“These findings indicate that ultrasound follow-up can spare women from unnecessary, invasive biopsies,” said Oswald Graf, M.D., from the Department of Radiology, Ambulatory Care Center in Steyr, Austria.
The American Cancer Society (ACS) estimates that 212,920 women will be diagnosed with breast cancer in the United States this year. Early detection through screening is the best way to combat cancer at its early, most treatable stage. While mammography is the standard breast cancer screening exam, the sensitivity of mammography for identifying breast cancer decreases in women with dense breast tissue. Some studies have shown that ultrasound may provide useful information in detecting cancer in women with dense breasts. However, screening with ultrasound also identifies a large number of breast lesions that are suspicious but may or may not be cancerous. Often, these masses are recommended for biopsy. ACS reports that 80 percent of breast lesions biopsied are found to be benign.
According to recently introduced Breast Imaging Reporting and Data System (BI-RADS) guidelines for ultrasound, a solid mass with circumscribed (confined) margins, oval shape and parallel orientation can be classified as probably benign (category 3). Dr. Graf’s study is the first to report outcomes from ultrasound follow-up of masses that were classified as probably benign at initial ultrasound.
“Our study shows that following a lesion classified in the BI-RADS lexicon as category 3 is a safe alternative to immediate biopsy,” Dr. Graf said. “But it is essential that lesions strictly meet these criteria.”
The researchers retrospectively studied 409 women with 448 nonpalpable masses that were partially or completely obscured at mammography by dense breast tissue and were classified as probably benign at ultrasound. After initial imaging with mammography and ultrasound, follow-up was performed in 445 masses. The other three masses were biopsied and shown to be benign.
At follow-up every six months over two to five years, 442 of the 445 masses remained stable. Two masses increased but were found benign at biopsy, and one mass became palpable, and cancer was diagnosed at biopsy. The findings indicate an overall negative predictive value of 99.8 percent. In other words, only one in 445 masses (0.2 percent) developed into cancer. The results indicate that routine follow-up with ultrasound is a safe alternative to biopsy in cases where the breast lesion is classified as probably benign.
“More studies are needed to define the role of ultrasound in breast cancer screening,” Dr. Graf said. “However, these findings suggest that the negative effects of incidental findings may be limited principally to patient anxiety and the cost of follow-up imaging, as opposed to conducting a large number of benign biopsies.”
Linda Brooks | EurekAlert!
Hot cars can hit deadly temperatures in as little as one hour
24.05.2018 | Arizona State University
3D images of cancer cells in the body: Medical physicists from Halle present new method
16.05.2018 | Martin-Luther-Universität Halle-Wittenberg

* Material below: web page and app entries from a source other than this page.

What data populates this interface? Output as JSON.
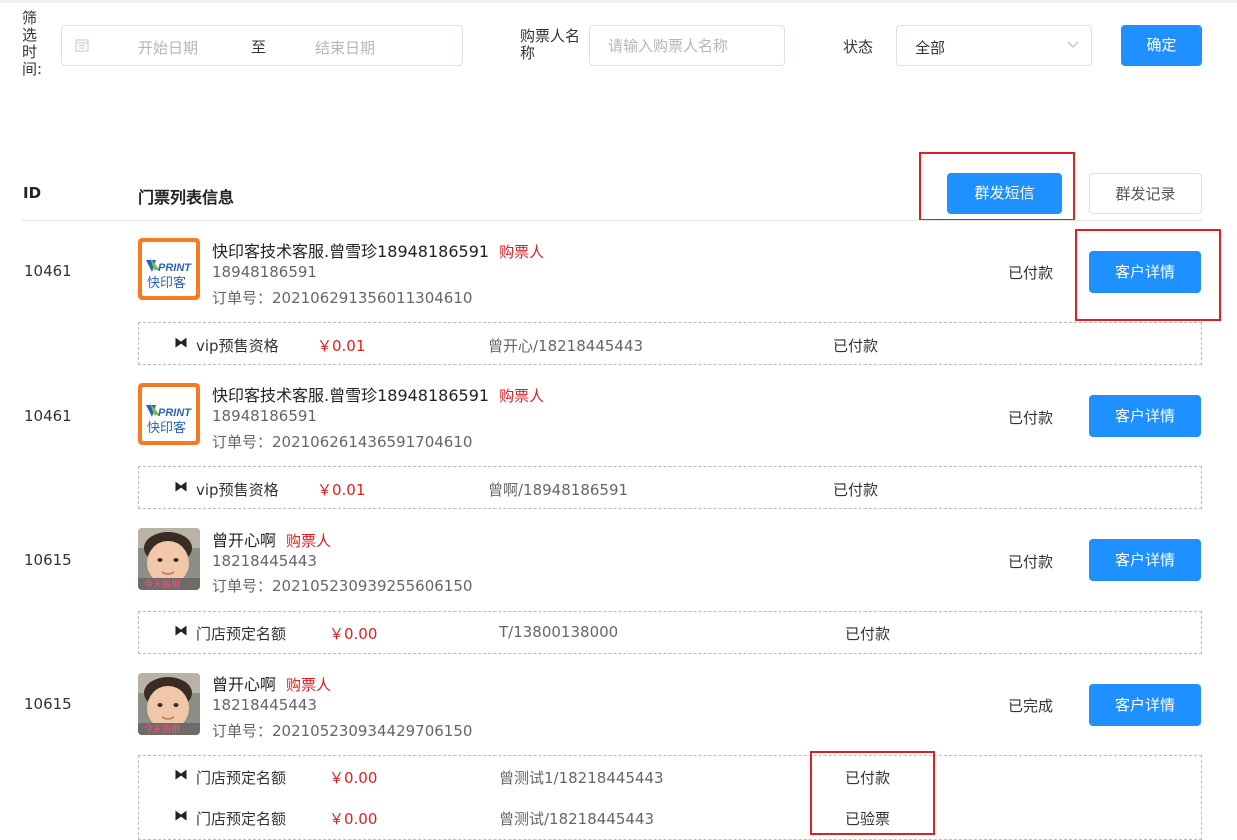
{
  "filters": {
    "date_label": "筛选时间:",
    "date_start_placeholder": "开始日期",
    "date_separator": "至",
    "date_end_placeholder": "结束日期",
    "buyer_label": "购票人名称",
    "buyer_placeholder": "请输入购票人名称",
    "status_label": "状态",
    "status_value": "全部",
    "confirm_label": "确定"
  },
  "list_header": {
    "id_label": "ID",
    "info_label": "门票列表信息",
    "mass_sms_label": "群发短信",
    "mass_record_label": "群发记录"
  },
  "orders": [
    {
      "id": "10461",
      "avatar": "kuaiyinke-logo",
      "name": "快印客技术客服.曾雪珍18948186591",
      "tag": "购票人",
      "phone": "18948186591",
      "order_no": "订单号：20210629135601130461​0",
      "status": "已付款",
      "detail_label": "客户详情",
      "tickets": [
        {
          "icon": "ticket-icon",
          "name": "vip预售资格",
          "price": "￥0.01",
          "holder": "曾开心/18218445443",
          "status": "已付款"
        }
      ]
    },
    {
      "id": "10461",
      "avatar": "kuaiyinke-logo",
      "name": "快印客技术客服.曾雪珍18948186591",
      "tag": "购票人",
      "phone": "18948186591",
      "order_no": "订单号：20210626143659170461​0",
      "status": "已付款",
      "detail_label": "客户详情",
      "tickets": [
        {
          "icon": "ticket-icon",
          "name": "vip预售资格",
          "price": "￥0.01",
          "holder": "曾啊/18948186591",
          "status": "已付款"
        }
      ]
    },
    {
      "id": "10615",
      "avatar": "child-photo",
      "name": "曾开心啊",
      "tag": "购票人",
      "phone": "18218445443",
      "order_no": "订单号：202105230939255606150",
      "status": "已付款",
      "detail_label": "客户详情",
      "tickets": [
        {
          "icon": "ticket-icon",
          "name": "门店预定名额",
          "price": "￥0.00",
          "holder": "T/13800138000",
          "status": "已付款"
        }
      ]
    },
    {
      "id": "10615",
      "avatar": "child-photo",
      "name": "曾开心啊",
      "tag": "购票人",
      "phone": "18218445443",
      "order_no": "订单号：202105230934429706150",
      "status": "已完成",
      "detail_label": "客户详情",
      "tickets": [
        {
          "icon": "ticket-icon",
          "name": "门店预定名额",
          "price": "￥0.00",
          "holder": "曾测试1/18218445443",
          "status": "已付款"
        },
        {
          "icon": "ticket-icon",
          "name": "门店预定名额",
          "price": "￥0.00",
          "holder": "曾测试/18218445443",
          "status": "已验票"
        }
      ]
    }
  ],
  "logo_text": {
    "brand_en": "PRINT",
    "brand_cn": "快印客"
  },
  "photo_caption": "今天拍相",
  "colors": {
    "primary": "#1e90ff",
    "accent_red": "#e02020",
    "border": "#dcdfe6"
  }
}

The more electronics steer, accelerate and brake cars, the more important it is to protect them against cyber-attacks. That is why 15 partners from industry and academia will work together over the next three years on new approaches to IT security in self-driving cars. The joint project goes by the name Security For Connected, Autonomous Cars (SecForCARs) and has funding of €7.2 million from the German Federal Ministry of Education and Research. Infineon is leading the project.
Vehicles already offer diverse communication interfaces and more and more automated functions, such as distance and lane-keeping assist systems. At the same...
A research team led by physicists at the Technical University of Munich (TUM) has developed molecular nanoswitches that can be toggled between two structurally different states using an applied voltage. They can serve as the basis for a pioneering class of devices that could replace silicon-based components with organic molecules.
The development of new electronic technologies drives the incessant reduction of functional component sizes. In the context of an international collaborative...
At the LASYS 2018, from June 5th to 7th, the Laser Zentrum Hannover e.V. (LZH) will be showcasing processes for the laser material processing of tomorrow in hall 4 at stand 4E75. With blown bomb shells the LZH will present first results of a research project on civil security.
At this year's LASYS, the LZH will exhibit light-based processes such as cutting, welding, ablation and structuring as well as additive manufacturing for...
There are videos on the internet that can make one marvel at technology. For example, a smartphone is casually bent around the arm or a thin-film display is rolled in all directions and with almost every diameter. From the user's point of view, this looks fantastic. From a professional point of view, however, the question arises: Is that already possible?
At Display Week 2018, scientists from the Fraunhofer Institute for Applied Polymer Research IAP will be demonstrating today’s technological possibilities and...
So-called quantum many-body scars allow quantum systems to stay out of equilibrium much longer, explaining experiment | Study published in Nature Physics
Recently, researchers from Harvard and MIT succeeded in trapping a record 53 atoms and individually controlling their quantum state, realizing what is called a...
25.05.2018 | Event News
02.05.2018 | Event News
13.04.2018 | Event News
25.05.2018 | Event News
25.05.2018 | Machine Engineering
25.05.2018 | Life Sciences